(She wrote this in a letter in 1942: “I was going thro’ a drawer yesterday and found some letters of mine during the last weeks you were in France. They were all incredible and I wouldn’t have believed them except they were in my own handwriting, but there was one which was without exception the most awful letter I have ever read. Sweat poured down my back and even tho’ it was your property and not mine I burnt it. I would have liked to have burnt them all but I thought you might be cross. I think I must have altered. I can’t imagine, under any stress of emotion, writing those letters to-day. But I suppose it was the most awful time of my life.”)
29/5/40 Lavendon I got a letter from you today dated 22nd and posted on the 24th. I leave for the Institute before the post arrives and it will give you some idea of what I have been feeling during the last 10 days if I tell you that Mary put through 3 telephone calls to try and get hold of me to tell me the letter was there, though she knew I would be back at lunch time.
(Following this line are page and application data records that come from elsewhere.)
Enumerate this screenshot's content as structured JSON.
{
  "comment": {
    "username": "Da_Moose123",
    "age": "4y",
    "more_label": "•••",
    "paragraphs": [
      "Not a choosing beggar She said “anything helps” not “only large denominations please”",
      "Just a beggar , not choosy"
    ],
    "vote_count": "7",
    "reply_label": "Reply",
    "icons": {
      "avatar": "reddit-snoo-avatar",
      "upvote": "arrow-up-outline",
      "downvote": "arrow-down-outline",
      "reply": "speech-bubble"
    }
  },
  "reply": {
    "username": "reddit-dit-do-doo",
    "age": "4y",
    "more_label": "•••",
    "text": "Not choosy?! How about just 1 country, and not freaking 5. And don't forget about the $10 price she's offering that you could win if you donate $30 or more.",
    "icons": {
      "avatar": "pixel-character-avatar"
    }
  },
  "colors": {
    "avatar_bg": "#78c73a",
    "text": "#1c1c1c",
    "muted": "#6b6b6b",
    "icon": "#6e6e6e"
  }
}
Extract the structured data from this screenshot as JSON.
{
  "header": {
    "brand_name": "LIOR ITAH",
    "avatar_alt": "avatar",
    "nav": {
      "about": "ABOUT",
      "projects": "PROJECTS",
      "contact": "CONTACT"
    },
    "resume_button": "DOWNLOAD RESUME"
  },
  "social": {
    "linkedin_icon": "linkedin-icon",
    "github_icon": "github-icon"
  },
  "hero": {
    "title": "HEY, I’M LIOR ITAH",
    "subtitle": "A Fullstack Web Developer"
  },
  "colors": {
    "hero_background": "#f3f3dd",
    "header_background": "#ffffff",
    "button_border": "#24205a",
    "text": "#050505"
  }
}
The days I feared most for you were the 20th and 21st so the fact that this was written on the 24th …..Your letter is a very funny one and I could not resist reading most of it to Mary and we both shrieked with laughter. It is so immensely casual and says so fearfully little and, received in this devastating tension, unrelieved by having a job to do which has some bearing on the present events, it reads exactly like a letter from someone who is having a rather exciting holiday, say in the Pyrenees or sailing. You are immensely matter of fact and apparently at that time any way have absolutely no idea of the sort of scenes which one’s imagination creates for one when one is sitting impotently in England.
Of course it is quite different for you, but here an announcer on the wireless says in parenthesis and quite casually that the Germans have dropped bombs and parachutists on hundreds of railway junctions. (Jack was working at railways moving troops and supplies) The subject is never referred to again and no more light is shed on it. But one knows one will hear no news of any sort, possibly for a month. What was rather heavenly about your letter was your casual attitude that as you were very tired you would write me all details the next day – exactly as though one could count on a normal post as well as everything else. It is very endearing to find you so unmoved.
The whole of my present attitude is based on the assumption that you are the south side of the gap (Jack was somewhere in Normandy, in line south of Rouen and Dieppe, not sure exactly where, but south of Dunkirk and the German army at that moment) and it is really rather heartless to be even temporarily relieved when one thinks of the people in the north. But now it has really begun I find that all my emotions are used up for myself and I have nothing left to spare for other people.
The BEF back in England. Jack is still in Normandy, after Dunkirk.
30/5/40 I met 3 B.E.F. (British Expeditionary Force) officers last night including Gordon Lennox. They were simply heavenly. So pleased with themselves and their men. Did you hear about the Labour Corps who were given one good officer and some rifles and held Arras for days. These three said whenever you saw a tin hat you felt safe for a minute until you lost the bloody thing. But they said it was the damnedest lie to say the Germans were not good soldiers. They were very funny about the Belgians who they said were never anything but an intolerable nuisance and very fast bicyclists in the wrong direction. They said they met Belgian officers driving out of Belgium when they went in.
(Returning in the train from London) The English are sweet today. All the B.E.F. who are back smile broadly at everyone they see and in this carriage are 4 other people, one soldier who may be B.E.F. and we are all offering each other cigarettes etc. We are all barricaded up on the roads and I have been stopped 7 times for my identity card.’